> **Data**:
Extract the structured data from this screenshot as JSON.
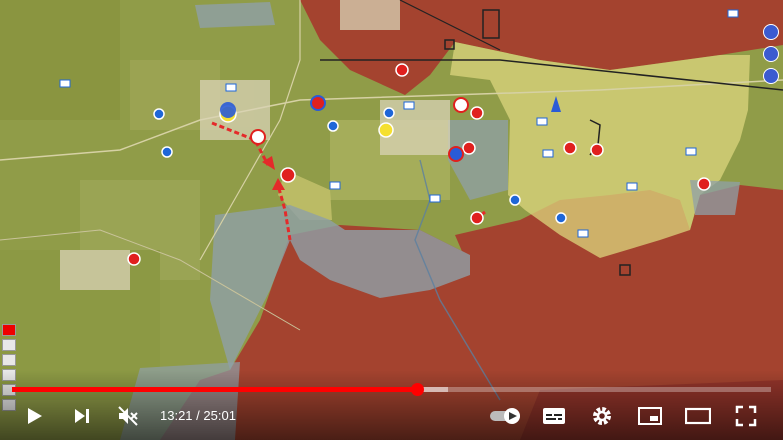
{
  "player": {
    "time_current": "13:21",
    "time_separator": " / ",
    "time_duration": "25:01",
    "progress_fraction": 0.534,
    "buffer_fraction": 0.575,
    "autoplay_enabled": true
  },
  "colors": {
    "played": "#ff0000",
    "occupied_zone": "#a8342c",
    "contested_zone": "#d8d07a",
    "grey_zone": "#8fa0a8",
    "terrain": "#8f9a4a"
  },
  "icons": {
    "play": "play-icon",
    "next": "next-icon",
    "mute": "muted-icon",
    "autoplay": "autoplay-toggle-icon",
    "subtitles": "subtitles-icon",
    "settings": "gear-icon",
    "miniplayer": "miniplayer-icon",
    "theater": "theater-icon",
    "fullscreen": "fullscreen-icon"
  }
}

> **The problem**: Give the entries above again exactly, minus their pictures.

> **Response area**:
Extract the structured data from this screenshot as JSON.
{
  "player": {
    "time_current": "13:21",
    "time_separator": " / ",
    "time_duration": "25:01",
    "progress_fraction": 0.534,
    "buffer_fraction": 0.575,
    "autoplay_enabled": true
  },
  "colors": {
    "played": "#ff0000",
    "occupied_zone": "#a8342c",
    "contested_zone": "#d8d07a",
    "grey_zone": "#8fa0a8",
    "terrain": "#8f9a4a"
  },
  "icons": {
    "play": "play-icon",
    "next": "next-icon",
    "mute": "muted-icon",
    "autoplay": "autoplay-toggle-icon",
    "subtitles": "subtitles-icon",
    "settings": "gear-icon",
    "miniplayer": "miniplayer-icon",
    "theater": "theater-icon",
    "fullscreen": "fullscreen-icon"
  }
}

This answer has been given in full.